■ Data extracted from a collection
▬▬▬▬▬▬▬▬▬▬

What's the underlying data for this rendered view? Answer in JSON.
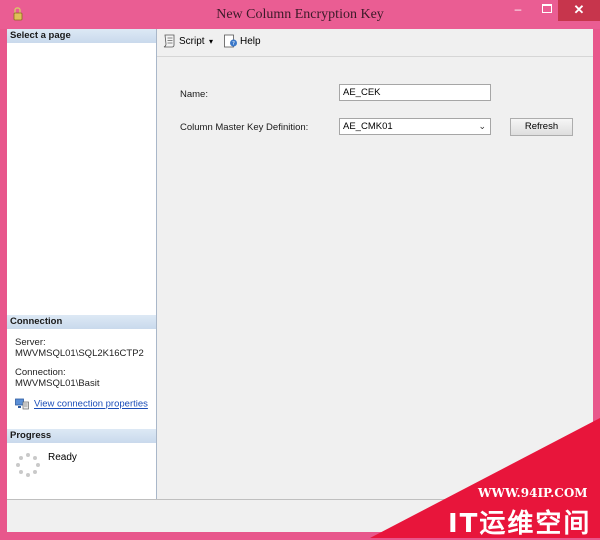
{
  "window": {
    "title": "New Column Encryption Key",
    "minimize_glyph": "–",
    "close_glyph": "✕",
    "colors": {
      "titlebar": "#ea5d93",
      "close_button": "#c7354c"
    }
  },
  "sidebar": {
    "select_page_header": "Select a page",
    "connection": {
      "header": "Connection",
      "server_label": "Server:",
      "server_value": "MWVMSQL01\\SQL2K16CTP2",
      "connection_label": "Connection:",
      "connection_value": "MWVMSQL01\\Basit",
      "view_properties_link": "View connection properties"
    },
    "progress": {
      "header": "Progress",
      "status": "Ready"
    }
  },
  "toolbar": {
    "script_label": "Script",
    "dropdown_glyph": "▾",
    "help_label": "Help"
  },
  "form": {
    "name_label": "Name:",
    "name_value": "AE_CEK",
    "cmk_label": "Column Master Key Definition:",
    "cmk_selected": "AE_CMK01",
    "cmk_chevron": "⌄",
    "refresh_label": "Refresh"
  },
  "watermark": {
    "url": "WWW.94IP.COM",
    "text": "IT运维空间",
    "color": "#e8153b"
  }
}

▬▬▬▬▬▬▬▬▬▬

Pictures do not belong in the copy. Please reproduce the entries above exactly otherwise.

What's the underlying data for this rendered view? Answer in JSON.
{
  "window": {
    "title": "New Column Encryption Key",
    "minimize_glyph": "–",
    "close_glyph": "✕",
    "colors": {
      "titlebar": "#ea5d93",
      "close_button": "#c7354c"
    }
  },
  "sidebar": {
    "select_page_header": "Select a page",
    "connection": {
      "header": "Connection",
      "server_label": "Server:",
      "server_value": "MWVMSQL01\\SQL2K16CTP2",
      "connection_label": "Connection:",
      "connection_value": "MWVMSQL01\\Basit",
      "view_properties_link": "View connection properties"
    },
    "progress": {
      "header": "Progress",
      "status": "Ready"
    }
  },
  "toolbar": {
    "script_label": "Script",
    "dropdown_glyph": "▾",
    "help_label": "Help"
  },
  "form": {
    "name_label": "Name:",
    "name_value": "AE_CEK",
    "cmk_label": "Column Master Key Definition:",
    "cmk_selected": "AE_CMK01",
    "cmk_chevron": "⌄",
    "refresh_label": "Refresh"
  },
  "watermark": {
    "url": "WWW.94IP.COM",
    "text": "IT运维空间",
    "color": "#e8153b"
  }
}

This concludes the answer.